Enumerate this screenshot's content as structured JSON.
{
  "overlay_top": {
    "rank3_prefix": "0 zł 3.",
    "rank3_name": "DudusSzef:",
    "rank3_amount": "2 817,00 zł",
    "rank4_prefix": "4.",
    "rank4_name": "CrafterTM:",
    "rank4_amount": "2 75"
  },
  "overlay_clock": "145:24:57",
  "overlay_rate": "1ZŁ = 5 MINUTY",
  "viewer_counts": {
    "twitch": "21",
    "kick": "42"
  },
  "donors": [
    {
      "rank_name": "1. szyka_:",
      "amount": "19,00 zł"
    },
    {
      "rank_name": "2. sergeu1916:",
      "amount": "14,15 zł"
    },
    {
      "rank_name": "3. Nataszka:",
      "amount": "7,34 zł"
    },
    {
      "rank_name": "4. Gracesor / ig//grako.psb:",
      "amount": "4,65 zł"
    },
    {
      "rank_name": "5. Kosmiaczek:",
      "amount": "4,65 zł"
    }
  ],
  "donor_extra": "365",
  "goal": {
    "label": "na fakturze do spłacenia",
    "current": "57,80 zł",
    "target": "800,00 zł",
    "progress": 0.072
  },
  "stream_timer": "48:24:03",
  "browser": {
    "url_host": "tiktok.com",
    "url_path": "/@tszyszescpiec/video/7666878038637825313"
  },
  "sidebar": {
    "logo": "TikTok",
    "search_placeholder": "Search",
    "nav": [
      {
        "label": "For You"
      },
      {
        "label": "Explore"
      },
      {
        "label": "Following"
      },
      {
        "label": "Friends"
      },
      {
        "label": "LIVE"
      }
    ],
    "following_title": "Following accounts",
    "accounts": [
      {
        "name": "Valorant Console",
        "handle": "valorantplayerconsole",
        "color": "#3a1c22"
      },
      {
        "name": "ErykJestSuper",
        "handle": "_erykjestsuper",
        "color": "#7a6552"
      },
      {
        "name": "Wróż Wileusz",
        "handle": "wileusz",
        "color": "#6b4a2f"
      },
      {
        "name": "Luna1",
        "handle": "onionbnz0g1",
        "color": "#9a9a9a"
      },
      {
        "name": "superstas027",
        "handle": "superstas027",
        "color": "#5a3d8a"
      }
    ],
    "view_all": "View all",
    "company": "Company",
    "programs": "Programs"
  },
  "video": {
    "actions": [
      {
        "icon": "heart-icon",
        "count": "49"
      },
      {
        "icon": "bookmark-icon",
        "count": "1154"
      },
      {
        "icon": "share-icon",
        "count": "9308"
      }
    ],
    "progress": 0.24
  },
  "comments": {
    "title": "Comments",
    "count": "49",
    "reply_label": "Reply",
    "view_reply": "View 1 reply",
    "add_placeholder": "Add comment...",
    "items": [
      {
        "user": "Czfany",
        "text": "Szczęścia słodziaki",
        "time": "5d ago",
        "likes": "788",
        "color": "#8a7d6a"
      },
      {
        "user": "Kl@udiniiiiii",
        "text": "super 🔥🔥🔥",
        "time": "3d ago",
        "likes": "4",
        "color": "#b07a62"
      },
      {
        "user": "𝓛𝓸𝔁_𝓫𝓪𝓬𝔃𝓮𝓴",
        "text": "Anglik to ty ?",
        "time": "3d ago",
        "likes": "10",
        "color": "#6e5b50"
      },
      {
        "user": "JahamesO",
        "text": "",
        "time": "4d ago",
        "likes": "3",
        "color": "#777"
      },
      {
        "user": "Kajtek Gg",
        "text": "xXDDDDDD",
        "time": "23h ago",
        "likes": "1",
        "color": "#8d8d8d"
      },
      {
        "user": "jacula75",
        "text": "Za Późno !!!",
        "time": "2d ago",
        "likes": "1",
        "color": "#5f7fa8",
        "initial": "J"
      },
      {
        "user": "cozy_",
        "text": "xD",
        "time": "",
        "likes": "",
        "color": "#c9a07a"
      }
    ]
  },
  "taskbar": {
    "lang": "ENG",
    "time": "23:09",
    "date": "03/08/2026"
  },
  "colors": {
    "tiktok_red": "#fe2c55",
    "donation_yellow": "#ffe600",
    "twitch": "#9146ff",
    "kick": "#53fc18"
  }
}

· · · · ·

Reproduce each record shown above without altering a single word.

(Response area):
Enumerate this screenshot's content as structured JSON.
{
  "overlay_top": {
    "rank3_prefix": "0 zł 3.",
    "rank3_name": "DudusSzef:",
    "rank3_amount": "2 817,00 zł",
    "rank4_prefix": "4.",
    "rank4_name": "CrafterTM:",
    "rank4_amount": "2 75"
  },
  "overlay_clock": "145:24:57",
  "overlay_rate": "1ZŁ = 5 MINUTY",
  "viewer_counts": {
    "twitch": "21",
    "kick": "42"
  },
  "donors": [
    {
      "rank_name": "1. szyka_:",
      "amount": "19,00 zł"
    },
    {
      "rank_name": "2. sergeu1916:",
      "amount": "14,15 zł"
    },
    {
      "rank_name": "3. Nataszka:",
      "amount": "7,34 zł"
    },
    {
      "rank_name": "4. Gracesor / ig//grako.psb:",
      "amount": "4,65 zł"
    },
    {
      "rank_name": "5. Kosmiaczek:",
      "amount": "4,65 zł"
    }
  ],
  "donor_extra": "365",
  "goal": {
    "label": "na fakturze do spłacenia",
    "current": "57,80 zł",
    "target": "800,00 zł",
    "progress": 0.072
  },
  "stream_timer": "48:24:03",
  "browser": {
    "url_host": "tiktok.com",
    "url_path": "/@tszyszescpiec/video/7666878038637825313"
  },
  "sidebar": {
    "logo": "TikTok",
    "search_placeholder": "Search",
    "nav": [
      {
        "label": "For You"
      },
      {
        "label": "Explore"
      },
      {
        "label": "Following"
      },
      {
        "label": "Friends"
      },
      {
        "label": "LIVE"
      }
    ],
    "following_title": "Following accounts",
    "accounts": [
      {
        "name": "Valorant Console",
        "handle": "valorantplayerconsole",
        "color": "#3a1c22"
      },
      {
        "name": "ErykJestSuper",
        "handle": "_erykjestsuper",
        "color": "#7a6552"
      },
      {
        "name": "Wróż Wileusz",
        "handle": "wileusz",
        "color": "#6b4a2f"
      },
      {
        "name": "Luna1",
        "handle": "onionbnz0g1",
        "color": "#9a9a9a"
      },
      {
        "name": "superstas027",
        "handle": "superstas027",
        "color": "#5a3d8a"
      }
    ],
    "view_all": "View all",
    "company": "Company",
    "programs": "Programs"
  },
  "video": {
    "actions": [
      {
        "icon": "heart-icon",
        "count": "49"
      },
      {
        "icon": "bookmark-icon",
        "count": "1154"
      },
      {
        "icon": "share-icon",
        "count": "9308"
      }
    ],
    "progress": 0.24
  },
  "comments": {
    "title": "Comments",
    "count": "49",
    "reply_label": "Reply",
    "view_reply": "View 1 reply",
    "add_placeholder": "Add comment...",
    "items": [
      {
        "user": "Czfany",
        "text": "Szczęścia słodziaki",
        "time": "5d ago",
        "likes": "788",
        "color": "#8a7d6a"
      },
      {
        "user": "Kl@udiniiiiii",
        "text": "super 🔥🔥🔥",
        "time": "3d ago",
        "likes": "4",
        "color": "#b07a62"
      },
      {
        "user": "𝓛𝓸𝔁_𝓫𝓪𝓬𝔃𝓮𝓴",
        "text": "Anglik to ty ?",
        "time": "3d ago",
        "likes": "10",
        "color": "#6e5b50"
      },
      {
        "user": "JahamesO",
        "text": "",
        "time": "4d ago",
        "likes": "3",
        "color": "#777"
      },
      {
        "user": "Kajtek Gg",
        "text": "xXDDDDDD",
        "time": "23h ago",
        "likes": "1",
        "color": "#8d8d8d"
      },
      {
        "user": "jacula75",
        "text": "Za Późno !!!",
        "time": "2d ago",
        "likes": "1",
        "color": "#5f7fa8",
        "initial": "J"
      },
      {
        "user": "cozy_",
        "text": "xD",
        "time": "",
        "likes": "",
        "color": "#c9a07a"
      }
    ]
  },
  "taskbar": {
    "lang": "ENG",
    "time": "23:09",
    "date": "03/08/2026"
  },
  "colors": {
    "tiktok_red": "#fe2c55",
    "donation_yellow": "#ffe600",
    "twitch": "#9146ff",
    "kick": "#53fc18"
  }
}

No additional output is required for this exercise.